Record set START

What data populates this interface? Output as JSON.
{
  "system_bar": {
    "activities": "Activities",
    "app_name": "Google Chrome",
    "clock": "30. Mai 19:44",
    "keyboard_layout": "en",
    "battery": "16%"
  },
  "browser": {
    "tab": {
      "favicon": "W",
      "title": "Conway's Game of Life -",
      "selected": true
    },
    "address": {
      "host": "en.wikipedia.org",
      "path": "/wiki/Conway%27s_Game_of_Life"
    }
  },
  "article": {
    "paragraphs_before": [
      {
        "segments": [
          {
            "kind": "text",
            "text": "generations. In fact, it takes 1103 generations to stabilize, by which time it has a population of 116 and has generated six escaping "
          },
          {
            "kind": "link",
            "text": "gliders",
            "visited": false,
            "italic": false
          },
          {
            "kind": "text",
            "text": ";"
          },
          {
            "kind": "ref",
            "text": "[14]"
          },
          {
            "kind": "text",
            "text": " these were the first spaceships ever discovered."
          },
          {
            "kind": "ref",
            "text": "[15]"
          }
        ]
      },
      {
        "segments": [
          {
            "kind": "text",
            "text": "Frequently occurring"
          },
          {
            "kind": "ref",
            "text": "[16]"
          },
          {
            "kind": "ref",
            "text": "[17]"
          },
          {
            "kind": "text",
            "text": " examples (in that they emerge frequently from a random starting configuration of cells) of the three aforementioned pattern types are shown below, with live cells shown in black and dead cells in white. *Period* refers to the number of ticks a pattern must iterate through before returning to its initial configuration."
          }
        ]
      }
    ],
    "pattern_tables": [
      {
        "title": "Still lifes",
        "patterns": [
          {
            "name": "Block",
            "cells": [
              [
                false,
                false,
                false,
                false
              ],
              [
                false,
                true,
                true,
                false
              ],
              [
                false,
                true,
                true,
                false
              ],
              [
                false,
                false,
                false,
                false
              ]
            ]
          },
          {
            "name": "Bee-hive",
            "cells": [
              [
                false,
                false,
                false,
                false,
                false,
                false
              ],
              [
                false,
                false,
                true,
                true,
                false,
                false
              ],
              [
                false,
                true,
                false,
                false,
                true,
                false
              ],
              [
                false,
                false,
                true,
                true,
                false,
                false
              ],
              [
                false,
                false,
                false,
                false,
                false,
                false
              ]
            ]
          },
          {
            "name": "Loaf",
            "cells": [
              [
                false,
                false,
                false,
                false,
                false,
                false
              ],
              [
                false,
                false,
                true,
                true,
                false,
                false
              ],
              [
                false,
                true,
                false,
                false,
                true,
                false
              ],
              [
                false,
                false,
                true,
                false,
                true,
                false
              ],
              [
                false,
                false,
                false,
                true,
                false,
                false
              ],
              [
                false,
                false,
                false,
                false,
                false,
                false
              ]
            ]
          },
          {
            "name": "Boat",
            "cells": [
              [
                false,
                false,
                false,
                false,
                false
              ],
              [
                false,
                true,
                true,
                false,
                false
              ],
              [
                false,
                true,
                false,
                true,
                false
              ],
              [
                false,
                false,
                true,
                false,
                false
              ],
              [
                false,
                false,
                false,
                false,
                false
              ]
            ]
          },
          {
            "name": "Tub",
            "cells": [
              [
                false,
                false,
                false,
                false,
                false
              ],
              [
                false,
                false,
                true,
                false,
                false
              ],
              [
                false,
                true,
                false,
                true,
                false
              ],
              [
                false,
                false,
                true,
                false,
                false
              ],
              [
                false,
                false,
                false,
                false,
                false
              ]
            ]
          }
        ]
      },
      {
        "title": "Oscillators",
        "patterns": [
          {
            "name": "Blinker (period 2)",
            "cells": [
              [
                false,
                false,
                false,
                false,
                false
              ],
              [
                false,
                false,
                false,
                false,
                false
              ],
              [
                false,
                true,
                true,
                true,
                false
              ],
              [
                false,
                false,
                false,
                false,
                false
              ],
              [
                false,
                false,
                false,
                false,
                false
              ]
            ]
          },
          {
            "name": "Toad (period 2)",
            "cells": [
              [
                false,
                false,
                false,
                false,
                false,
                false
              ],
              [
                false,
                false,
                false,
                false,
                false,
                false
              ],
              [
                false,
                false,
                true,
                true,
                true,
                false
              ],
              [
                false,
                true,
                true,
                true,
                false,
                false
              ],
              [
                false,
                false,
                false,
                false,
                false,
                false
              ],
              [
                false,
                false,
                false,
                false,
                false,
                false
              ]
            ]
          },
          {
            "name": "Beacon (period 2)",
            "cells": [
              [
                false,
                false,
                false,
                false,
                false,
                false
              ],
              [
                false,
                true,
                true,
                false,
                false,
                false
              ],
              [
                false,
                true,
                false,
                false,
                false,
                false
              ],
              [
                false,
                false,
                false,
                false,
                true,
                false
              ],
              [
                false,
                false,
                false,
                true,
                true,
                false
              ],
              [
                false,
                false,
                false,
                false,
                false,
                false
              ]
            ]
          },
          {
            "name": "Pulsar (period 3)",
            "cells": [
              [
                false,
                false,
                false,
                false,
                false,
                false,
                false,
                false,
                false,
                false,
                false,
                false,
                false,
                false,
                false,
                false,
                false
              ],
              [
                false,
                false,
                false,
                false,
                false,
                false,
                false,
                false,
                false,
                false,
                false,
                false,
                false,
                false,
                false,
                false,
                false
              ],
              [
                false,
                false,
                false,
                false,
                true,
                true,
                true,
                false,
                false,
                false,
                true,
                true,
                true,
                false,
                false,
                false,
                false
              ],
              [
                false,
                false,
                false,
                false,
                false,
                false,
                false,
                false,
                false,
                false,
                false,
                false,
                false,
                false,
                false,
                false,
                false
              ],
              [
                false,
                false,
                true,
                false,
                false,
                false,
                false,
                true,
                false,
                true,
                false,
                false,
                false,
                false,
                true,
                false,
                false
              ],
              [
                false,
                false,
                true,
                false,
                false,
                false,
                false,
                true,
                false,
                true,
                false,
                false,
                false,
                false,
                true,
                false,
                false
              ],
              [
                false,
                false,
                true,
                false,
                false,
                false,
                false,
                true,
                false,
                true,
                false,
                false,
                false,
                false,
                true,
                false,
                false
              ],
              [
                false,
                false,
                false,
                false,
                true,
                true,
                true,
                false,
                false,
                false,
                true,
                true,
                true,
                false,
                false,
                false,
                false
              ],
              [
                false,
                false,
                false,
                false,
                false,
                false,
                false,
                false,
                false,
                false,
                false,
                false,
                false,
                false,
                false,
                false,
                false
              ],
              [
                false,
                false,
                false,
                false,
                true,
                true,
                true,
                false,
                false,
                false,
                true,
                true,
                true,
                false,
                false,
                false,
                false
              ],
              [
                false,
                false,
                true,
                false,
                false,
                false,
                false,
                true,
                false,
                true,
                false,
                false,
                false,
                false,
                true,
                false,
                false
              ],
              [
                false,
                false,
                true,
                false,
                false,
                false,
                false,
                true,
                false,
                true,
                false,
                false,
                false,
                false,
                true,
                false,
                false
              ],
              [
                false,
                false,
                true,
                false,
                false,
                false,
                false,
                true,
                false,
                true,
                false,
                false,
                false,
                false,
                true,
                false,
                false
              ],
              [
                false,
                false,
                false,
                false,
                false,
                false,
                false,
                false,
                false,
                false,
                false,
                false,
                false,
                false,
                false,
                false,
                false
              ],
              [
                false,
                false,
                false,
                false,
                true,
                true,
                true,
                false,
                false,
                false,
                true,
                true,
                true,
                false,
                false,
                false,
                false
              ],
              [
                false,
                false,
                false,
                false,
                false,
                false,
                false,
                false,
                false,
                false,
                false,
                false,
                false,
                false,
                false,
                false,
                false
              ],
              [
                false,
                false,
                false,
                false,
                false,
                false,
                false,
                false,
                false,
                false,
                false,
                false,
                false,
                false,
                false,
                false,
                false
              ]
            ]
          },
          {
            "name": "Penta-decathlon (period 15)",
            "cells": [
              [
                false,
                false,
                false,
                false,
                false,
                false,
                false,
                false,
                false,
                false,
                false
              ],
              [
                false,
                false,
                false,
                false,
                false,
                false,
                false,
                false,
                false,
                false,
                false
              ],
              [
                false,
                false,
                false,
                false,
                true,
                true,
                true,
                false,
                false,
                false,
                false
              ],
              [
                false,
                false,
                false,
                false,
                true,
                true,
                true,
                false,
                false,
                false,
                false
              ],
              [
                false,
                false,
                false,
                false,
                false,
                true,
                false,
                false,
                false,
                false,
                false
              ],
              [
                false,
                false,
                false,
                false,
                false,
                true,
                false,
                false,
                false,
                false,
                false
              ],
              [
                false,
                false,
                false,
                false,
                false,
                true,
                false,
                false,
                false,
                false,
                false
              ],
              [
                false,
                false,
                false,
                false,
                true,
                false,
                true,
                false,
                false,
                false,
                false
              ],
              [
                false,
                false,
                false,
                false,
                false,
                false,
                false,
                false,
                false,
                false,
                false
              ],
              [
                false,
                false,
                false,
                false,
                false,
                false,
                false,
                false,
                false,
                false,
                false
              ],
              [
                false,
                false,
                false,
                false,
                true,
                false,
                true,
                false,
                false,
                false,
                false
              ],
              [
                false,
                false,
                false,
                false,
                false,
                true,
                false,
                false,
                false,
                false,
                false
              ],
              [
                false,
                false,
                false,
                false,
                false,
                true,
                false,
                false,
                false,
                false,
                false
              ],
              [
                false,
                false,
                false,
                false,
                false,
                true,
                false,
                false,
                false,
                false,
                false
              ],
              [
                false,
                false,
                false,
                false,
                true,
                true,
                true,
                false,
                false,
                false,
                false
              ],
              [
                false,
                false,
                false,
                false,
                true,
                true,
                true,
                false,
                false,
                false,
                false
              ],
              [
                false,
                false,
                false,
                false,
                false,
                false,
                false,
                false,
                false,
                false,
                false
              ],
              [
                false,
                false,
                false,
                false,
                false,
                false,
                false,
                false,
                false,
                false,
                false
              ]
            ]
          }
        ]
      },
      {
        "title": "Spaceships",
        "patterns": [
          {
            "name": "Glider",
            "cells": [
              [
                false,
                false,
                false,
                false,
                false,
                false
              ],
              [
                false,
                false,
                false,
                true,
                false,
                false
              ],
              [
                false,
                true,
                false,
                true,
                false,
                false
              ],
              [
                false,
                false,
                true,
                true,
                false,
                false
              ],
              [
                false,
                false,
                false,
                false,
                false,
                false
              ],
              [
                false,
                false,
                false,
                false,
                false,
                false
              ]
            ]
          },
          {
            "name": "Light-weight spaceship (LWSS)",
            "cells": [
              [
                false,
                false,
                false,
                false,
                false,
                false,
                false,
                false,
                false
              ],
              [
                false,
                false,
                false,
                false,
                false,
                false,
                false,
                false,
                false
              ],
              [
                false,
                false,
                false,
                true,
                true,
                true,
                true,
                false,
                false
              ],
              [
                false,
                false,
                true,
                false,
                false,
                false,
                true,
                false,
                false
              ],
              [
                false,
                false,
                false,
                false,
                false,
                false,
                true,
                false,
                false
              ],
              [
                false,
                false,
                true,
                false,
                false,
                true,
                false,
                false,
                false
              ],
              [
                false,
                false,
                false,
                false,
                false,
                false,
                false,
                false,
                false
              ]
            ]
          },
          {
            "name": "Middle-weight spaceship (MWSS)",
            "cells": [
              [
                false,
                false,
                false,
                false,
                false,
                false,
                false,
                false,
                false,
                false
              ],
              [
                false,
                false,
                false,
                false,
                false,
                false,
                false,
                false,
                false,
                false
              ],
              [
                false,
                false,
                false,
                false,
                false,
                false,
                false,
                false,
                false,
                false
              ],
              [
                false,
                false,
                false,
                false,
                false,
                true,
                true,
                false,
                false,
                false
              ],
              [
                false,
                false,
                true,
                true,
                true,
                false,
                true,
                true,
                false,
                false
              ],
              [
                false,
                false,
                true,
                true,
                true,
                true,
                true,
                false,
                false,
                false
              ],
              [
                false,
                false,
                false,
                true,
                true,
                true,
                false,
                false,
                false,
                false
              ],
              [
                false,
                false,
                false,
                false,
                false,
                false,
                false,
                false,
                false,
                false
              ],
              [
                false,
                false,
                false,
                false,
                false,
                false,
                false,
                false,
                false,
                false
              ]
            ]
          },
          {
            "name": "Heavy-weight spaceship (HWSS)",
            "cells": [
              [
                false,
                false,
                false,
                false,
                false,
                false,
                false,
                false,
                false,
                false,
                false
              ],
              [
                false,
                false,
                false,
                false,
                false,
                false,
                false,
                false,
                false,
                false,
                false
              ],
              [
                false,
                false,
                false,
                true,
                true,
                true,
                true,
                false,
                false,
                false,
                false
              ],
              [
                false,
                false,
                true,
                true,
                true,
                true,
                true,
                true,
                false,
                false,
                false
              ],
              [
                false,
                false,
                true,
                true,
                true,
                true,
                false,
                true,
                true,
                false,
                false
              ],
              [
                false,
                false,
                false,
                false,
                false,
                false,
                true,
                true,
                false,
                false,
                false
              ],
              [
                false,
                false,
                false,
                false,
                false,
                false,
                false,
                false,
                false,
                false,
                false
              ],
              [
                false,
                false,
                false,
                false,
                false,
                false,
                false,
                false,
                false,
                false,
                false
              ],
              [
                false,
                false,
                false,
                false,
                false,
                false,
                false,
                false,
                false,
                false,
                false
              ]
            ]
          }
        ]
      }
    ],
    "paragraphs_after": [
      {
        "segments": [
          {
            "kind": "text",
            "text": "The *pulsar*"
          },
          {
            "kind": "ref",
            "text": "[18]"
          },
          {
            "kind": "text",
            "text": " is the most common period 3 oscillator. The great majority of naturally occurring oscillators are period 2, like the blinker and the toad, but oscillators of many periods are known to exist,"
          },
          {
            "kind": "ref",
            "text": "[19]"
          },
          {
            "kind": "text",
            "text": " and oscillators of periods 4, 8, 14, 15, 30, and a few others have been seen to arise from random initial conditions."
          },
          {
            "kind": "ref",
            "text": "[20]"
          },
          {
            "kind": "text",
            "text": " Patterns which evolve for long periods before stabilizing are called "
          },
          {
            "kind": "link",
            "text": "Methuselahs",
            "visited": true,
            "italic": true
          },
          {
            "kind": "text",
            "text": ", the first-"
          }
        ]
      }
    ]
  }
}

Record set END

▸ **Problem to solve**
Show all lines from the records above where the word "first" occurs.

▸ **Task response**
            "text": " these were the first spaceships ever discovered."
            "text": ", the first-"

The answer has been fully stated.